After years of conflict between utilities and the developers of distributed energy systems like wind and solar – with state regulators usually caught in the middle – there have been some encouraging developments of late to suggest there is a growing move toward collaboration that gives all sides, including consumers, what they want.
These disputes had centered on claims by utility companies that the growing number of customers with solar systems, which has greatly increased as installation costs have fallen to under $3 per kilowatt, are not paying their fair share of the fixed costs of infrastructure maintenance and other grid supports, increasing the financial burden on non-solar ratepayers. The utilities have been asking regulators to decrease net metering rates (the money paid to residences with solar systems for excess power generated and sent back to the grid, usually at retail rates) and impose high fixed fees to compensate for what the utilities say are lost maintenance costs.

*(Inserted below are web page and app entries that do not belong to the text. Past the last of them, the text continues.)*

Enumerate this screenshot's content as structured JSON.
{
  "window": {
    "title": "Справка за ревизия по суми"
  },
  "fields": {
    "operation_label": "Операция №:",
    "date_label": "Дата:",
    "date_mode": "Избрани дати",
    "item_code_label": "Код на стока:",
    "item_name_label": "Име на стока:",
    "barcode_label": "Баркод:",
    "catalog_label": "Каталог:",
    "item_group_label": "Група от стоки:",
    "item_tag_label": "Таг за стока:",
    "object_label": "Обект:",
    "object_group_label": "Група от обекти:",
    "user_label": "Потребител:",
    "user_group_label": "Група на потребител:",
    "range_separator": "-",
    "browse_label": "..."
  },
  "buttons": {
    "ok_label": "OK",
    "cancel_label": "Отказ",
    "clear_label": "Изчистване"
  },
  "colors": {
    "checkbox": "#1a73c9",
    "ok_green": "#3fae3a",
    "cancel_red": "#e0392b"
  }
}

Solar interests say residential installations actually provide a net benefit by reducing the need to construct or purchase more power sources, cutting electricity prices for all by reducing peak demand on the grid and avoided pollution costs. Solar advocates say utilities seeking to end or weaken net metering, or calling for high fixed fees for solar customers, are simply trying to discourage solar installations to maintain their share of the power market.
The ongoing debate could not be better demonstrated than the heated dispute witnessed in Nevada sparked by a vote by the state Public Utilities Commission (PUC) late last year to roll back net metering rates from 11 cents per kilowatt hour (kWh) down to 2.6 cents per kWh by 2020, not only for new solar customers but for existing residential solar systems as well, taking the unprecedented step of denying “grandfather” status to some 32,000 existing solar customers.
The regulatory and legal challenges that have taken place since have, for the most part, been ended by an agreement reached between the utility (NV Energy), SolarCity and PUC staff to allow rooftop solar customers to retain the original retail rate of 11 cents per kWh for net metering.
The settlement coincides with a recommendation from a task force convened by Nevada Gov. Brian Sandoval that state lawmakers adopt legislation reinstating retail rate net metering for solar customers until regulators can approve a comprehensive investigation into a possible Value of Solar tariff, a rate of compensation based on the real value provided by solar installations to the electric system. (Disputed allegations that the PUC acted last year in reaction to overly aggressive advocacy efforts by solar groups have since been eased with Sandoval’s replacement of two members of the PUC, and the exit of the head of a principal solar group, who was replaced by a former state regulator who has experience working for both utilities and clean energy groups.)
The compromise demonstrated by the solar-valuation regulatory decision reached in Nevada is one of several other that have helped to ease net metering disputes in states this year, including similar agreements reached in Arizona and Colorado. But it’s still a sensitive issue to the solar industry, depending on the value assigned to solar (as well as other distributed energy sources, such as small wind farms).
The 25x’25 Alliance believes that solar has proven to provide net benefits across the grid. The Solar Energy Industries Association (SEIA) reports that 16 states have conducted cost benefit analyses (multiple studies in some states), and none have shown solar to increase the financial burden on non-solar customers. In fact, as the Brookings Institution reported in May, net metering frequently benefits all ratepayers when all costs and benefits are accounted for, “which is a finding state public utility commissions, or PUCs, need to take seriously as the fight over net metering rages” (The North Carolina Clean Energy Technology Center says 41 states and the District of Columbia have mandatory net-metering laws).
After the many high-profile battles fought before state regulators in 2015, all players this year are beginning to understand the inevitability of the significant role distributed energy sources will play going forward. Earlier this year, six New York State electric utilities and three of the nation’s leading solar development companies formed a “Solar Progress Partnership” that aims “to encourage more solar development across the state, while ensuring that adequate funding is available to maintain a reliable and resilient grid.” California is nearing approval of a pilot program that would allow regulators to devise a way to bring a rate of return on distributed resources similar to those earned from traditional infrastructure projects like power plants. If the CPUC can incent investor owned utilities to take some of the investment normally made for traditional power sources and place it into distributed sources, that would offer utility shareholders the opportunity to achieve returns of equal or greater value. Like the New York program, the California initiative will be watched by renewable and utility stakeholders around the country.
Tools are being made available to facilitate collaboration. The Smart Electric Power Alliance, for example, has issued briefing books for state regulators, utilities and solar developers under an initiative called The 51st State: Blueprints For Electricity Market Reform Building A Structure For Collaborative Stakeholder Discussions. The project recognizes the longstanding conflicts and provides utilities and distributed technology organizations with plans for working together on new energy market structures.
25x’25 commends the utilities, solar and wind interests, and regulators for taking on the tough job of getting together in a room and coalescing around fair and equitable paths forward. These are the steps that are carrying this country to a clean energy future.